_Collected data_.
━━━━━━

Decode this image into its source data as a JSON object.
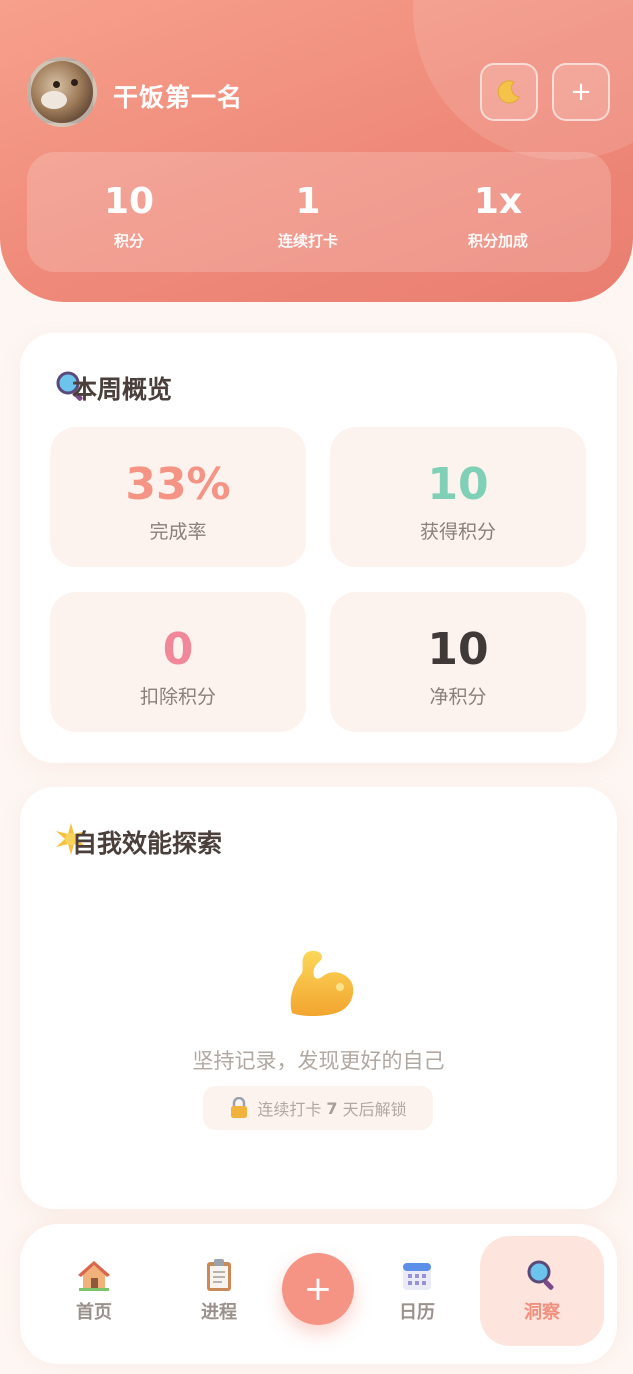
{
  "header": {
    "user_name": "干饭第一名",
    "theme_toggle_icon": "moon-icon",
    "add_icon_glyph": "+",
    "stats": [
      {
        "value": "10",
        "label": "积分"
      },
      {
        "value": "1",
        "label": "连续打卡"
      },
      {
        "value": "1x",
        "label": "积分加成"
      }
    ]
  },
  "weekly": {
    "title": "本周概览",
    "icon": "magnifier-icon",
    "tiles": [
      {
        "value": "33%",
        "label": "完成率",
        "color": "#f59385"
      },
      {
        "value": "10",
        "label": "获得积分",
        "color": "#7fd0b6"
      },
      {
        "value": "0",
        "label": "扣除积分",
        "color": "#f0889a"
      },
      {
        "value": "10",
        "label": "净积分",
        "color": "#3f3a38"
      }
    ]
  },
  "efficacy": {
    "title": "自我效能探索",
    "icon": "sparkle-icon",
    "empty_text": "坚持记录，发现更好的自己",
    "lock_prefix": "连续打卡",
    "lock_days": "7",
    "lock_suffix": "天后解锁"
  },
  "nav": {
    "items": [
      {
        "label": "首页",
        "icon": "house-icon"
      },
      {
        "label": "进程",
        "icon": "clipboard-icon"
      },
      {
        "label": "日历",
        "icon": "calendar-icon"
      },
      {
        "label": "洞察",
        "icon": "magnifier-icon",
        "active": true
      }
    ],
    "fab_glyph": "+"
  },
  "colors": {
    "accent": "#f59385",
    "header_gradient_start": "#f7a08c",
    "header_gradient_end": "#e97e70",
    "background": "#fdf6f2"
  }
}
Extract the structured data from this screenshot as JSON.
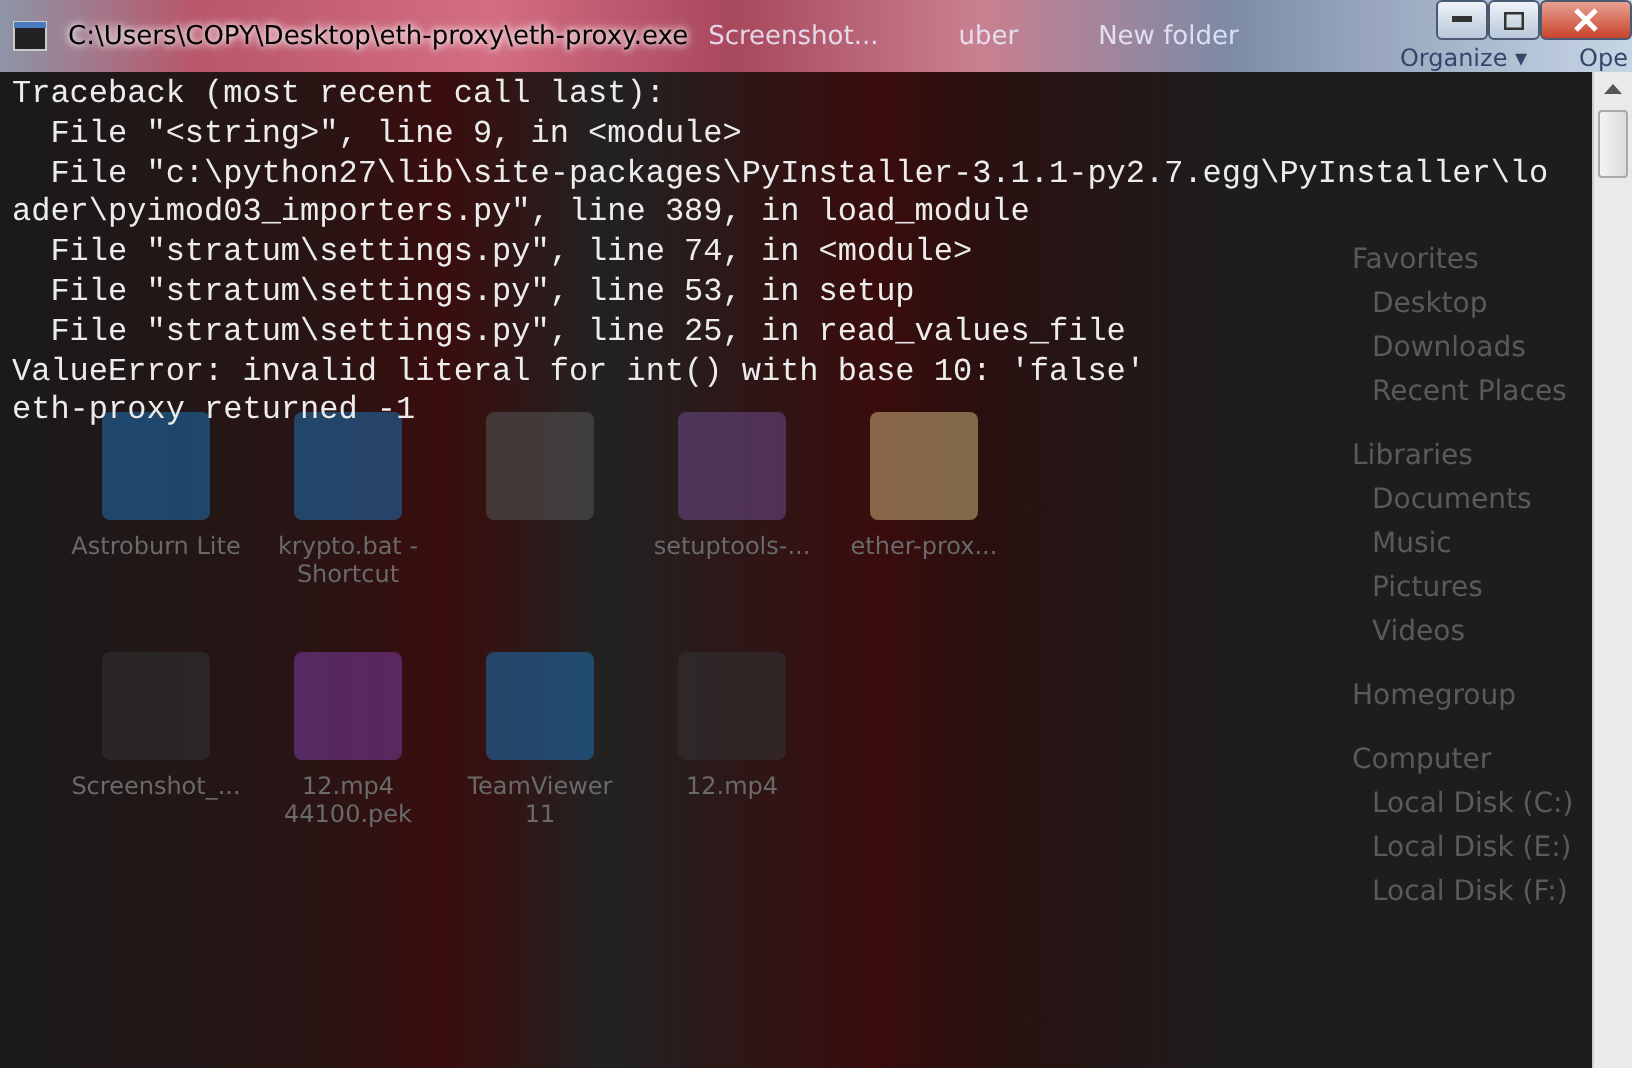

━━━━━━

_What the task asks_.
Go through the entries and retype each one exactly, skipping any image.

_Solved problem_.
Decode this image into its source data as a JSON object.
{
  "header": {
    "user_name": "干饭第一名",
    "theme_toggle_icon": "moon-icon",
    "add_icon_glyph": "+",
    "stats": [
      {
        "value": "10",
        "label": "积分"
      },
      {
        "value": "1",
        "label": "连续打卡"
      },
      {
        "value": "1x",
        "label": "积分加成"
      }
    ]
  },
  "weekly": {
    "title": "本周概览",
    "icon": "magnifier-icon",
    "tiles": [
      {
        "value": "33%",
        "label": "完成率",
        "color": "#f59385"
      },
      {
        "value": "10",
        "label": "获得积分",
        "color": "#7fd0b6"
      },
      {
        "value": "0",
        "label": "扣除积分",
        "color": "#f0889a"
      },
      {
        "value": "10",
        "label": "净积分",
        "color": "#3f3a38"
      }
    ]
  },
  "efficacy": {
    "title": "自我效能探索",
    "icon": "sparkle-icon",
    "empty_text": "坚持记录，发现更好的自己",
    "lock_prefix": "连续打卡",
    "lock_days": "7",
    "lock_suffix": "天后解锁"
  },
  "nav": {
    "items": [
      {
        "label": "首页",
        "icon": "house-icon"
      },
      {
        "label": "进程",
        "icon": "clipboard-icon"
      },
      {
        "label": "日历",
        "icon": "calendar-icon"
      },
      {
        "label": "洞察",
        "icon": "magnifier-icon",
        "active": true
      }
    ],
    "fab_glyph": "+"
  },
  "colors": {
    "accent": "#f59385",
    "header_gradient_start": "#f7a08c",
    "header_gradient_end": "#e97e70",
    "background": "#fdf6f2"
  }
}
Extract the structured data from this screenshot as JSON.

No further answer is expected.